Support The Moscow Times!

Russian-Founded Online Search Engine Launched in Vietnam founder Viktor Lavrenko has launched a new online search engine offering services in Vietnamese, Vedomosti reported Wednesday.

The development of the search engine —, which means "knock-knock" in Vietnamese — cost Lavrenko $15 million and two years of work. The money was used mainly for the purchase of equipment and payment of Russian software developers who relocated to Vietnam's capital, Hanoi, to work on the project.

Some 40 Russians are currently working for the search engine, the businessman said. hopes to generate revenue by selling contextual advertising tailored to the needs of small business, which is well-developed in Vietnam. Lavrenko sees potential in placing ads for cafes, gas stations and other places that may be of interest to Internet users.

The first search engine with Russian origin in Vietnam,, was launched in 2012. One of its founders, Igor Ashmanov, told Vedomosti he is confident about the prospects of the country's rapidly growing Internet market.

According to the online statistics service, the most popular online services in Vietnam are the local version of Google, social network Facebook, the English-language Google and video hosting site YouTube.

Lavrenko said Vietnam is only the first stage of his expansion strategy in the region.

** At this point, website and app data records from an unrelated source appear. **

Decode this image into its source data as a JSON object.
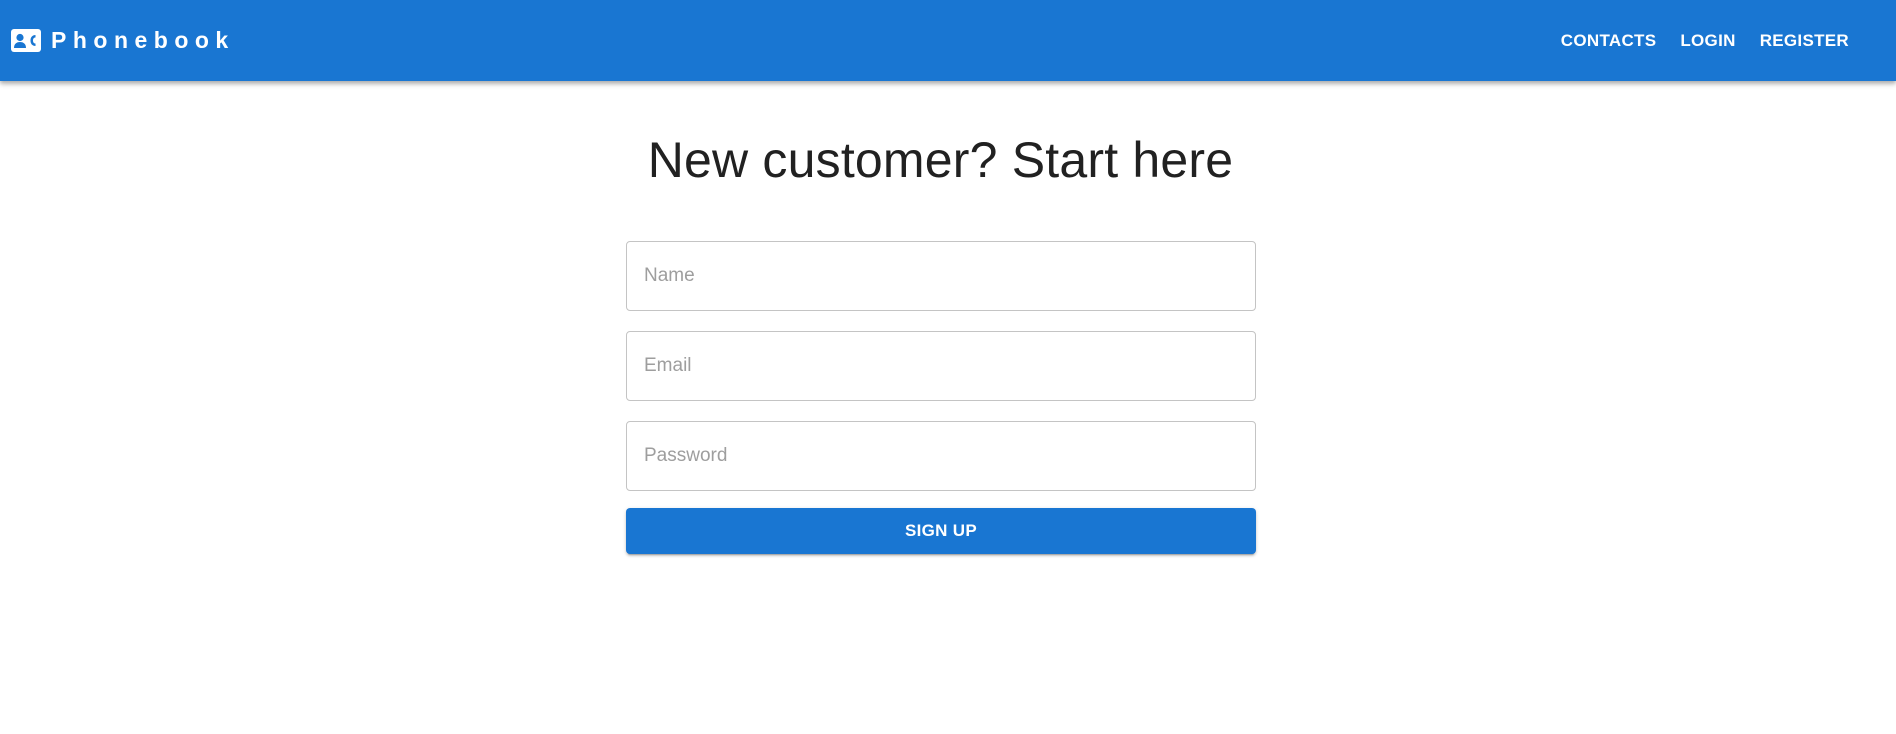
{
  "header": {
    "brand_icon": "contact-card-icon",
    "brand_title": "Phonebook",
    "nav": [
      {
        "label": "Contacts"
      },
      {
        "label": "Login"
      },
      {
        "label": "Register"
      }
    ]
  },
  "main": {
    "title": "New customer? Start here",
    "fields": {
      "name": {
        "placeholder": "Name",
        "value": ""
      },
      "email": {
        "placeholder": "Email",
        "value": ""
      },
      "password": {
        "placeholder": "Password",
        "value": ""
      }
    },
    "submit_label": "Sign up"
  },
  "colors": {
    "primary": "#1976d2",
    "heading": "#212121",
    "placeholder": "#9e9e9e",
    "border": "#c4c4c4"
  }
}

Eventually, his whole development team may move to Thailand, Indonesia or Malaysia to work on his greatest ambition: a search engine to serve all of Southeast Asia. By his estimates, such a project could generate up to $1 billion per year.

Related articles:

Read more

Independent journalism isn’t dead. You can help keep it alive.

As the only remaining independent, English-language news source reporting from Russia, The Moscow Times plays a critical role in connecting Russia to the world.

Editorial decisions are made entirely by journalists in our newsroom, who adhere to the highest ethical standards. We fearlessly cover issues that are often considered off-limits or taboo in Russia, from domestic violence and LGBT issues to the climate crisis and a secretive nuclear blast that exposed unknowing doctors to radiation.

Please consider making a one-time donation — or better still a recurring donation — to The Moscow Times to help us continue producing vital, high-quality journalism about the world's largest country.